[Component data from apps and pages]
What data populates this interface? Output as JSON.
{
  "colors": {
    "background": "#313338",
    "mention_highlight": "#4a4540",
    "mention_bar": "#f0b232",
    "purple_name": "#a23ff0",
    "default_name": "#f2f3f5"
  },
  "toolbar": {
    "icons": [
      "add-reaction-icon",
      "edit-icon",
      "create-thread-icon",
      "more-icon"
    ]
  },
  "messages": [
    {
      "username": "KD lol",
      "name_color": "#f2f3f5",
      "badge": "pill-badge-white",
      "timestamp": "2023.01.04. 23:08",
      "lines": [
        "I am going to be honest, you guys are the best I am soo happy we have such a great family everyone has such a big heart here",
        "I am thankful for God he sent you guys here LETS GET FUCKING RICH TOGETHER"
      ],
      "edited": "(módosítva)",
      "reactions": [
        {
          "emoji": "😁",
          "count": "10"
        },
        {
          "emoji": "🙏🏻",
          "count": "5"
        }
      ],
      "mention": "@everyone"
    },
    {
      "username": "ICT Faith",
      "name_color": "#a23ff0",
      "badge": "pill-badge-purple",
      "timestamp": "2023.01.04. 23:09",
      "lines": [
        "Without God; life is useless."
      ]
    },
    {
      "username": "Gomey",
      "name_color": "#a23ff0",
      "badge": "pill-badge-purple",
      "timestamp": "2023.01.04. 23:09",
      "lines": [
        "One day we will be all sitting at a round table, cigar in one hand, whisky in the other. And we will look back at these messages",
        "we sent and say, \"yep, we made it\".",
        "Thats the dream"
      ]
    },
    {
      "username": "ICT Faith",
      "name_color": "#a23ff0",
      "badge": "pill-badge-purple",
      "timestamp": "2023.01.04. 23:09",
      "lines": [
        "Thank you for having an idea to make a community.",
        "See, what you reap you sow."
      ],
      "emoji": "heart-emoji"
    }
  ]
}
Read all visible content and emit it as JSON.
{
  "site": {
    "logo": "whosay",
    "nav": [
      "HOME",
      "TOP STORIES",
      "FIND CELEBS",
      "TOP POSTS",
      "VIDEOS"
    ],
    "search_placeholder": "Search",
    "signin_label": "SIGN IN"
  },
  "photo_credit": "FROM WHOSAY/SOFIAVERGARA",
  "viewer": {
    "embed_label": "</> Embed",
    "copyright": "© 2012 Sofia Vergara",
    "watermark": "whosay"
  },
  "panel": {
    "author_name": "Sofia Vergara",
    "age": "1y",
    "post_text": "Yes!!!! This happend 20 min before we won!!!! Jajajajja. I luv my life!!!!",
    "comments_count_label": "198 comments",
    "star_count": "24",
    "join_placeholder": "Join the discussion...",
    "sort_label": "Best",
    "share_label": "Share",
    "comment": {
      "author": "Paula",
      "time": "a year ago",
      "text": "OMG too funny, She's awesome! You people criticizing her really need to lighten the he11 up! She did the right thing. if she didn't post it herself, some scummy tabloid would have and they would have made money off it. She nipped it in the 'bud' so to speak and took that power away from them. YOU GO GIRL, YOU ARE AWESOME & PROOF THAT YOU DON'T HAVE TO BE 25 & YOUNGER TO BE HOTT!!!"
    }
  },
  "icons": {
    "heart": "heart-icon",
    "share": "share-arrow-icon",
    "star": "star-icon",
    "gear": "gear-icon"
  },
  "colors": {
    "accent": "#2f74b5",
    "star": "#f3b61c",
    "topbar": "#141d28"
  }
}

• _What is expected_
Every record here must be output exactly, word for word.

• _Exercise result_
What data populates this interface? Output as JSON.
{
  "colors": {
    "background": "#313338",
    "mention_highlight": "#4a4540",
    "mention_bar": "#f0b232",
    "purple_name": "#a23ff0",
    "default_name": "#f2f3f5"
  },
  "toolbar": {
    "icons": [
      "add-reaction-icon",
      "edit-icon",
      "create-thread-icon",
      "more-icon"
    ]
  },
  "messages": [
    {
      "username": "KD lol",
      "name_color": "#f2f3f5",
      "badge": "pill-badge-white",
      "timestamp": "2023.01.04. 23:08",
      "lines": [
        "I am going to be honest, you guys are the best I am soo happy we have such a great family everyone has such a big heart here",
        "I am thankful for God he sent you guys here LETS GET FUCKING RICH TOGETHER"
      ],
      "edited": "(módosítva)",
      "reactions": [
        {
          "emoji": "😁",
          "count": "10"
        },
        {
          "emoji": "🙏🏻",
          "count": "5"
        }
      ],
      "mention": "@everyone"
    },
    {
      "username": "ICT Faith",
      "name_color": "#a23ff0",
      "badge": "pill-badge-purple",
      "timestamp": "2023.01.04. 23:09",
      "lines": [
        "Without God; life is useless."
      ]
    },
    {
      "username": "Gomey",
      "name_color": "#a23ff0",
      "badge": "pill-badge-purple",
      "timestamp": "2023.01.04. 23:09",
      "lines": [
        "One day we will be all sitting at a round table, cigar in one hand, whisky in the other. And we will look back at these messages",
        "we sent and say, \"yep, we made it\".",
        "Thats the dream"
      ]
    },
    {
      "username": "ICT Faith",
      "name_color": "#a23ff0",
      "badge": "pill-badge-purple",
      "timestamp": "2023.01.04. 23:09",
      "lines": [
        "Thank you for having an idea to make a community.",
        "See, what you reap you sow."
      ],
      "emoji": "heart-emoji"
    }
  ]
}
Read all visible content and emit it as JSON.
{
  "site": {
    "logo": "whosay",
    "nav": [
      "HOME",
      "TOP STORIES",
      "FIND CELEBS",
      "TOP POSTS",
      "VIDEOS"
    ],
    "search_placeholder": "Search",
    "signin_label": "SIGN IN"
  },
  "photo_credit": "FROM WHOSAY/SOFIAVERGARA",
  "viewer": {
    "embed_label": "</> Embed",
    "copyright": "© 2012 Sofia Vergara",
    "watermark": "whosay"
  },
  "panel": {
    "author_name": "Sofia Vergara",
    "age": "1y",
    "post_text": "Yes!!!! This happend 20 min before we won!!!! Jajajajja. I luv my life!!!!",
    "comments_count_label": "198 comments",
    "star_count": "24",
    "join_placeholder": "Join the discussion...",
    "sort_label": "Best",
    "share_label": "Share",
    "comment": {
      "author": "Paula",
      "time": "a year ago",
      "text": "OMG too funny, She's awesome! You people criticizing her really need to lighten the he11 up! She did the right thing. if she didn't post it herself, some scummy tabloid would have and they would have made money off it. She nipped it in the 'bud' so to speak and took that power away from them. YOU GO GIRL, YOU ARE AWESOME & PROOF THAT YOU DON'T HAVE TO BE 25 & YOUNGER TO BE HOTT!!!"
    }
  },
  "icons": {
    "heart": "heart-icon",
    "share": "share-arrow-icon",
    "star": "star-icon",
    "gear": "gear-icon"
  },
  "colors": {
    "accent": "#2f74b5",
    "star": "#f3b61c",
    "topbar": "#141d28"
  }
}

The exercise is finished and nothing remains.